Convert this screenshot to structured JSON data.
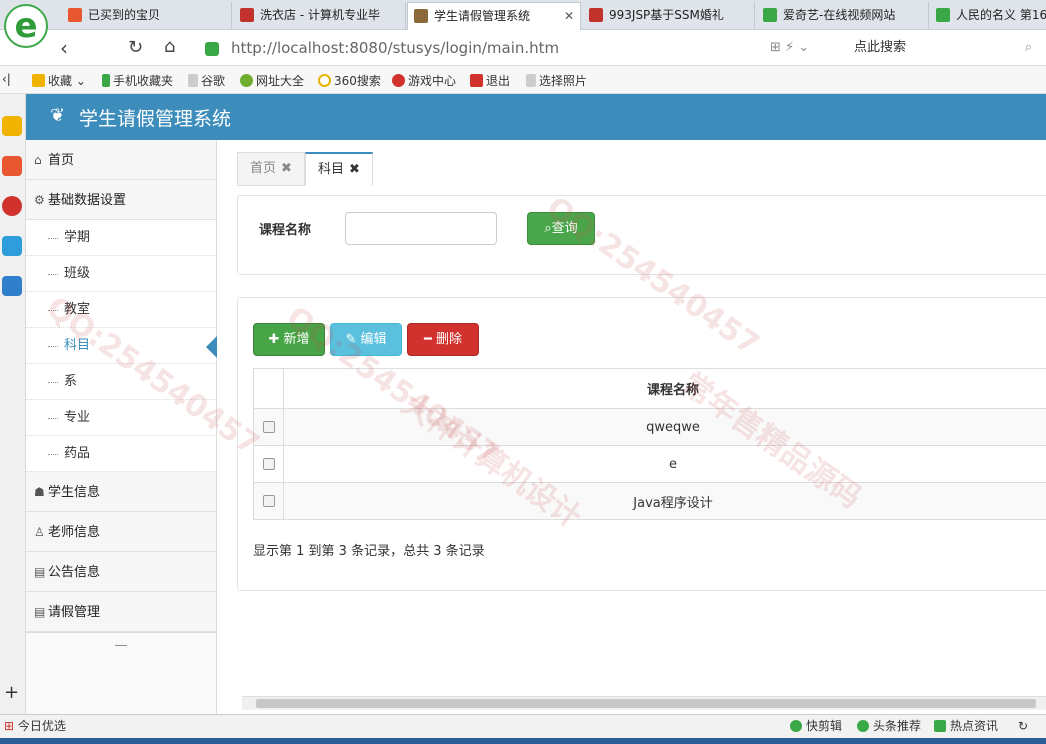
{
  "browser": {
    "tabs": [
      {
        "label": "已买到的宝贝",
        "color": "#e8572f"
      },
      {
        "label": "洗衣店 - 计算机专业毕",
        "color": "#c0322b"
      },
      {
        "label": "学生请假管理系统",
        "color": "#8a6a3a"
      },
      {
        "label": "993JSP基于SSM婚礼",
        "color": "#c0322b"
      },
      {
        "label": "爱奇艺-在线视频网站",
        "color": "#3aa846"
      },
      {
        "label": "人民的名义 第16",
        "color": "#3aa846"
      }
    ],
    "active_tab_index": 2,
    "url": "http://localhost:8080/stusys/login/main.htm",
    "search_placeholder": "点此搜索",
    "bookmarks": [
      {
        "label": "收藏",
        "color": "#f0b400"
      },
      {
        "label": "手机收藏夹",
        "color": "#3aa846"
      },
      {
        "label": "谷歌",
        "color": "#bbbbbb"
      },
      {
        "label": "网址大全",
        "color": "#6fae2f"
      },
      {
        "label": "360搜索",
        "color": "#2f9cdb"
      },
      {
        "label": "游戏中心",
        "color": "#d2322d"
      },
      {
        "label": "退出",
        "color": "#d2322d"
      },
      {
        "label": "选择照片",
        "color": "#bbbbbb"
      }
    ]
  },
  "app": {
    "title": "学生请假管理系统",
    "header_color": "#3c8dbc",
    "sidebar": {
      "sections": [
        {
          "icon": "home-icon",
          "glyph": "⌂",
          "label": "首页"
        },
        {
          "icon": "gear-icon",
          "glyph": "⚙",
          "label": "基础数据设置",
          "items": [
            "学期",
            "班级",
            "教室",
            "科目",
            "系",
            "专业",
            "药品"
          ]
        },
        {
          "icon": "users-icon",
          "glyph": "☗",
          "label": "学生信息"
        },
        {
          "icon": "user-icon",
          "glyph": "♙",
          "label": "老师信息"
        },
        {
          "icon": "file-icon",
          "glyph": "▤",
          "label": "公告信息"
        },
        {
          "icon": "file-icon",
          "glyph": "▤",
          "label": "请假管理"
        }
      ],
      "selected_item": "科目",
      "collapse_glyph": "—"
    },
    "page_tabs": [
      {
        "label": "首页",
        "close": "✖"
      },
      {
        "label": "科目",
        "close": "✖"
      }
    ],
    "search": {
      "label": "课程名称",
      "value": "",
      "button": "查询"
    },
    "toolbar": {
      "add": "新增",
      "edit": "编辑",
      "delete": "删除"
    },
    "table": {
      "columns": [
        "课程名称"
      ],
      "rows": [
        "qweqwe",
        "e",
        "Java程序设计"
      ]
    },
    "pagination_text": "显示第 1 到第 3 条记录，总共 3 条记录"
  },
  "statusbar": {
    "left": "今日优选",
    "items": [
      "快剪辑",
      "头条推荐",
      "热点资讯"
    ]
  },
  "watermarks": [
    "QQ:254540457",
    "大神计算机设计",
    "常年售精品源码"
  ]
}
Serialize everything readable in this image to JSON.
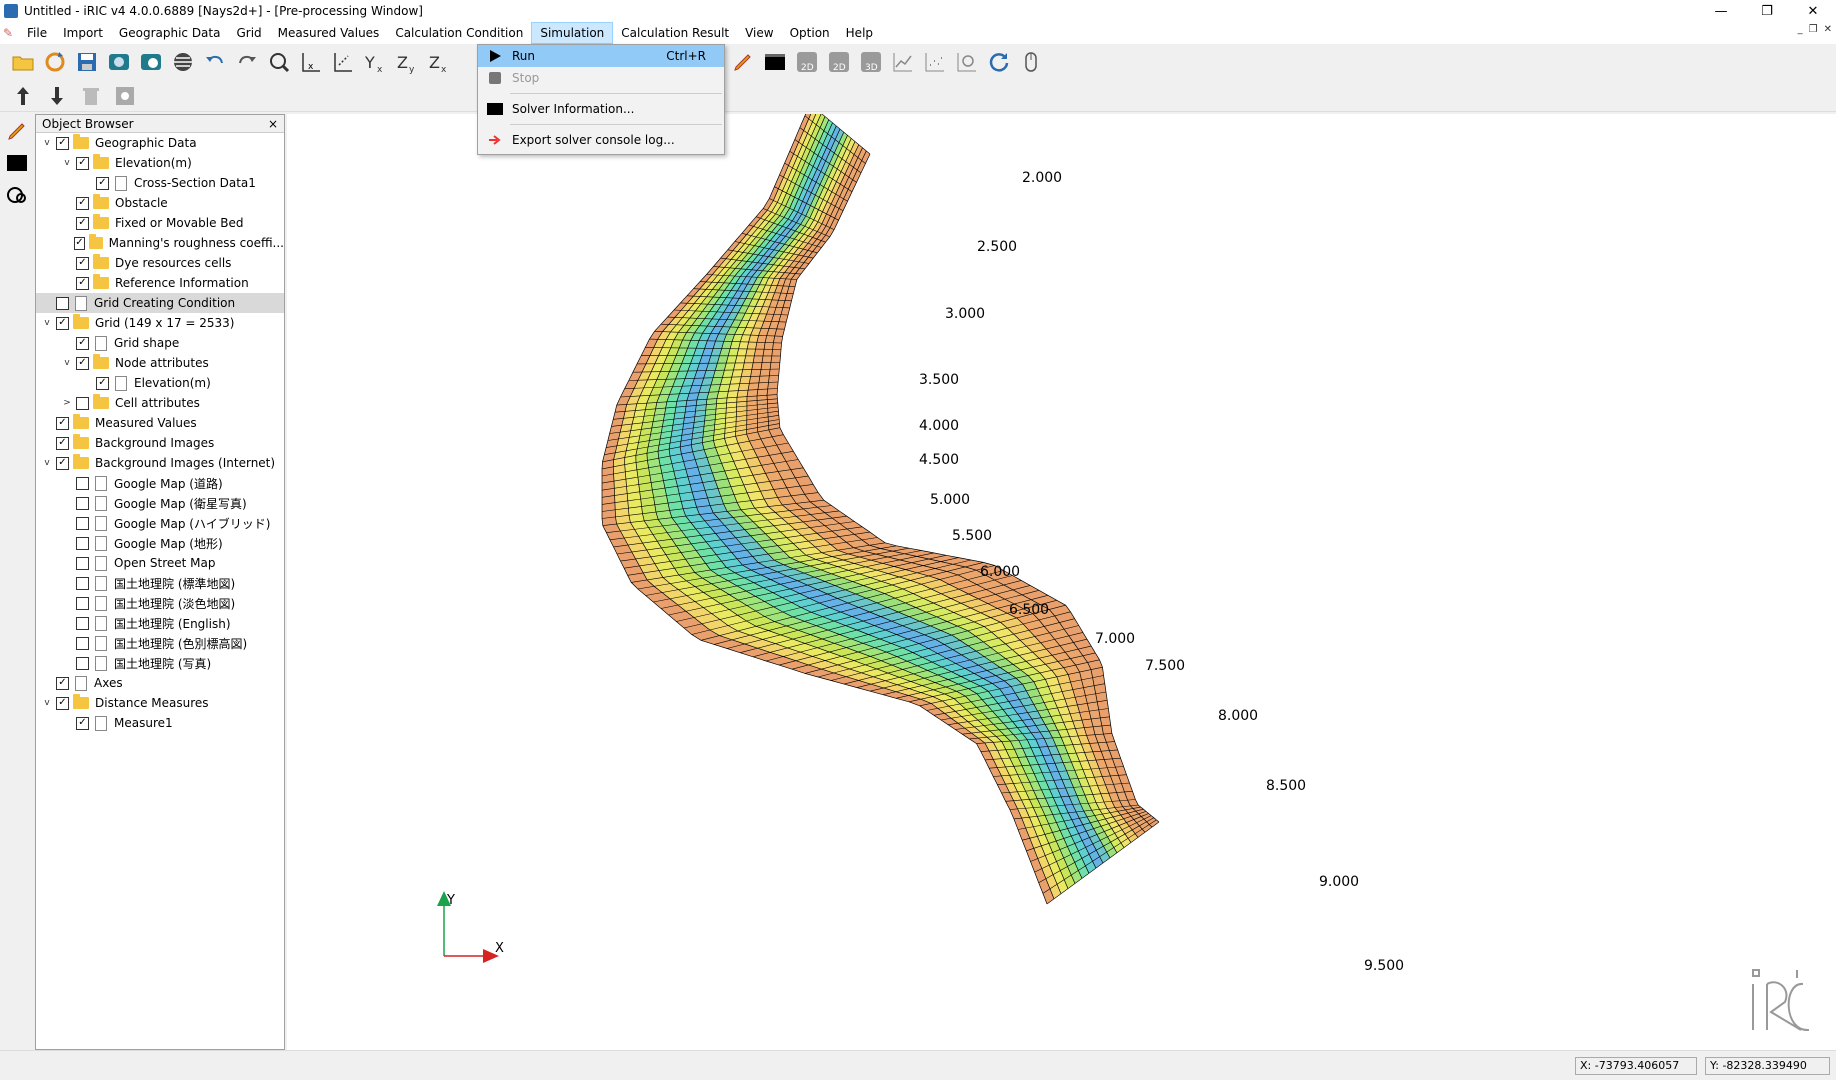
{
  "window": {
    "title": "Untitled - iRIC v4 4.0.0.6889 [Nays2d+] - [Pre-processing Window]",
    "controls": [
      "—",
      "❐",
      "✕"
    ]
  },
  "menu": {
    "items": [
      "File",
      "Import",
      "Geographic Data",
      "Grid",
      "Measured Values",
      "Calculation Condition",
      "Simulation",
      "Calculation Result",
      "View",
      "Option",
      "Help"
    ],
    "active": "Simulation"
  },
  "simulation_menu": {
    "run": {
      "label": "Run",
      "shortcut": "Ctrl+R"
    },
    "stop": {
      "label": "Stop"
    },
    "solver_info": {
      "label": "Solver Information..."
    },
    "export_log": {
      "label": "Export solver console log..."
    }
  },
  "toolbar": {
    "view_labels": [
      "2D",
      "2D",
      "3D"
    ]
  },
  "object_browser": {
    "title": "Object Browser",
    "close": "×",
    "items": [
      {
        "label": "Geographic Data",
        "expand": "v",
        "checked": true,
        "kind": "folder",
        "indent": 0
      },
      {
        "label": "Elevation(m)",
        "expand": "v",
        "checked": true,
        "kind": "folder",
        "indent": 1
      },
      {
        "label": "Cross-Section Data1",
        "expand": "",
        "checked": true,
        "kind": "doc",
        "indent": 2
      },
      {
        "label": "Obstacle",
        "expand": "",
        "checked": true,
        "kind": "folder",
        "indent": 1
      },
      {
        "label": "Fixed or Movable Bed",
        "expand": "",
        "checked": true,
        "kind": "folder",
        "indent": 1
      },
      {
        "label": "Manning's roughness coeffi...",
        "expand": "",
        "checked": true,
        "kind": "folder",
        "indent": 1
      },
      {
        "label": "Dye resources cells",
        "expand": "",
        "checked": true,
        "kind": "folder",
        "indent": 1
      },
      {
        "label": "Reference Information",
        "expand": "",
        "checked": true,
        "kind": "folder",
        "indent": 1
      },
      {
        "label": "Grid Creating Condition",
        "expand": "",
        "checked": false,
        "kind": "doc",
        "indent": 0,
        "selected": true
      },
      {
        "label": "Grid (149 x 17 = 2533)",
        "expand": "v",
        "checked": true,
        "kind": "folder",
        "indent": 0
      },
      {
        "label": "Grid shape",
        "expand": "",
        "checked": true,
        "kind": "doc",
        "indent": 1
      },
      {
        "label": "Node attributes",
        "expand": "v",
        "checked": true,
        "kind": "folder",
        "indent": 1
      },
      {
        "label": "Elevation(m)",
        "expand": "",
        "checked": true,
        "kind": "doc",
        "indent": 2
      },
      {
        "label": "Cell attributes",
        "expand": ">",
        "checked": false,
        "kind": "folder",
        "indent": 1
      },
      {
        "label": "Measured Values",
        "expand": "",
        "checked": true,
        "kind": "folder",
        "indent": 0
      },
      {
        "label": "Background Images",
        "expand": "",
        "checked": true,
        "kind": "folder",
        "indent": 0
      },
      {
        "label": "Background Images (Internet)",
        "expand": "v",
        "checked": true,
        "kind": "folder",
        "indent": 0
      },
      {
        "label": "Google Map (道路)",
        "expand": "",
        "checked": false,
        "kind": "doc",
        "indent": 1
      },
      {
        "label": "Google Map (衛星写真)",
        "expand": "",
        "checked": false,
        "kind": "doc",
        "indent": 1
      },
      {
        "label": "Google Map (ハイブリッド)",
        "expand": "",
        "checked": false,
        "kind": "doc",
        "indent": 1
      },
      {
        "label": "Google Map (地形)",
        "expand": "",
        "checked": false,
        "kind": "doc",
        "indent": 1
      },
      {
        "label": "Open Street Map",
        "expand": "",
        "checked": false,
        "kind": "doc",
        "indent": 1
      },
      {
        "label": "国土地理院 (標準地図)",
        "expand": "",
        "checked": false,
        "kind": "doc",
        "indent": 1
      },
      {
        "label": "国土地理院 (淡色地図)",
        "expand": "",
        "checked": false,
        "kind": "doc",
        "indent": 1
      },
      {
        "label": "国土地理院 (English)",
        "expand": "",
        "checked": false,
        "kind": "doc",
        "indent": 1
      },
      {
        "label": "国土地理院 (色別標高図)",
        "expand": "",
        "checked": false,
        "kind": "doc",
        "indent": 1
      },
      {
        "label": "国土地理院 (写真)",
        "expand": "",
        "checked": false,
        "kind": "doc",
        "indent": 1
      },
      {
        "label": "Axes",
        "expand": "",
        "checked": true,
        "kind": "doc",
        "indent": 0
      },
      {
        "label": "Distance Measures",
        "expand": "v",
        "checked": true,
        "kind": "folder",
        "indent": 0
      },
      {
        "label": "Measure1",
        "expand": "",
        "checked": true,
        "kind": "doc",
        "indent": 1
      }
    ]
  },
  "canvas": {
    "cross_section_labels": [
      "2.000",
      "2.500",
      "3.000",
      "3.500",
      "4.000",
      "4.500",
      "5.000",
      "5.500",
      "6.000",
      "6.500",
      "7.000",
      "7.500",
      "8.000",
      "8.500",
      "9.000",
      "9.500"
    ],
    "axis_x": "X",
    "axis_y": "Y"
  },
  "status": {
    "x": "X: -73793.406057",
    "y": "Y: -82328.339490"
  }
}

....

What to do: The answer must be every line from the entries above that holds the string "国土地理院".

Solution to this task:
        "label": "国土地理院 (標準地図)",
        "label": "国土地理院 (淡色地図)",
        "label": "国土地理院 (English)",
        "label": "国土地理院 (色別標高図)",
        "label": "国土地理院 (写真)",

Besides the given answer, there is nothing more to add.